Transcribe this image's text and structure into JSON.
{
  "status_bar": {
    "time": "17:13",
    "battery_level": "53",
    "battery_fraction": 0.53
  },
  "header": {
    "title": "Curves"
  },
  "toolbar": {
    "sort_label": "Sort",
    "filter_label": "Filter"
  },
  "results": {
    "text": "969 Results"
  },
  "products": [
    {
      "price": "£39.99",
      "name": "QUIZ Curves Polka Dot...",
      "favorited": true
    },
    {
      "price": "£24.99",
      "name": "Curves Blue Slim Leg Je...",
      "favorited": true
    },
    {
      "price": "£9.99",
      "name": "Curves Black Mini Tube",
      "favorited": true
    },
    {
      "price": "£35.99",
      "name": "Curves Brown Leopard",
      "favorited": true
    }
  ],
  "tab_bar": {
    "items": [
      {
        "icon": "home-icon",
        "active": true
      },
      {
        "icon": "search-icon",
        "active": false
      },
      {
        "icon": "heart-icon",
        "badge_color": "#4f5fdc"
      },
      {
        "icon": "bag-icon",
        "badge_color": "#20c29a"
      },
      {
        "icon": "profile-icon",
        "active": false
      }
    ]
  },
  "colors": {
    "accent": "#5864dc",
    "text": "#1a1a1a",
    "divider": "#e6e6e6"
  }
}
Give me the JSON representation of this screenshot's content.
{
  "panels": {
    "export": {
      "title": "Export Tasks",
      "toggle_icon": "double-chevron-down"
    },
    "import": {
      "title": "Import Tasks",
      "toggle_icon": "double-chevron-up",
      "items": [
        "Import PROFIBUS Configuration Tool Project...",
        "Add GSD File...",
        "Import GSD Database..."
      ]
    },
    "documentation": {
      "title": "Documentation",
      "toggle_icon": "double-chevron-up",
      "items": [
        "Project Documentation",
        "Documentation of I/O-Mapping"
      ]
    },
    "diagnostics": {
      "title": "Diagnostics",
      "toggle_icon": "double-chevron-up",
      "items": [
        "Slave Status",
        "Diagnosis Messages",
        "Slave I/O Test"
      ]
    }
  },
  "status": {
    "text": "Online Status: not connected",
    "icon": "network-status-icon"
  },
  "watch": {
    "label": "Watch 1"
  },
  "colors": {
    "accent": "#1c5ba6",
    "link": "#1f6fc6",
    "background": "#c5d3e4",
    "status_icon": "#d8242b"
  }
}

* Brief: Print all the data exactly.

* Output:
Transcribe this image's text and structure into JSON.
{
  "status_bar": {
    "time": "17:13",
    "battery_level": "53",
    "battery_fraction": 0.53
  },
  "header": {
    "title": "Curves"
  },
  "toolbar": {
    "sort_label": "Sort",
    "filter_label": "Filter"
  },
  "results": {
    "text": "969 Results"
  },
  "products": [
    {
      "price": "£39.99",
      "name": "QUIZ Curves Polka Dot...",
      "favorited": true
    },
    {
      "price": "£24.99",
      "name": "Curves Blue Slim Leg Je...",
      "favorited": true
    },
    {
      "price": "£9.99",
      "name": "Curves Black Mini Tube",
      "favorited": true
    },
    {
      "price": "£35.99",
      "name": "Curves Brown Leopard",
      "favorited": true
    }
  ],
  "tab_bar": {
    "items": [
      {
        "icon": "home-icon",
        "active": true
      },
      {
        "icon": "search-icon",
        "active": false
      },
      {
        "icon": "heart-icon",
        "badge_color": "#4f5fdc"
      },
      {
        "icon": "bag-icon",
        "badge_color": "#20c29a"
      },
      {
        "icon": "profile-icon",
        "active": false
      }
    ]
  },
  "colors": {
    "accent": "#5864dc",
    "text": "#1a1a1a",
    "divider": "#e6e6e6"
  }
}
Give me the JSON representation of this screenshot's content.
{
  "panels": {
    "export": {
      "title": "Export Tasks",
      "toggle_icon": "double-chevron-down"
    },
    "import": {
      "title": "Import Tasks",
      "toggle_icon": "double-chevron-up",
      "items": [
        "Import PROFIBUS Configuration Tool Project...",
        "Add GSD File...",
        "Import GSD Database..."
      ]
    },
    "documentation": {
      "title": "Documentation",
      "toggle_icon": "double-chevron-up",
      "items": [
        "Project Documentation",
        "Documentation of I/O-Mapping"
      ]
    },
    "diagnostics": {
      "title": "Diagnostics",
      "toggle_icon": "double-chevron-up",
      "items": [
        "Slave Status",
        "Diagnosis Messages",
        "Slave I/O Test"
      ]
    }
  },
  "status": {
    "text": "Online Status: not connected",
    "icon": "network-status-icon"
  },
  "watch": {
    "label": "Watch 1"
  },
  "colors": {
    "accent": "#1c5ba6",
    "link": "#1f6fc6",
    "background": "#c5d3e4",
    "status_icon": "#d8242b"
  }
}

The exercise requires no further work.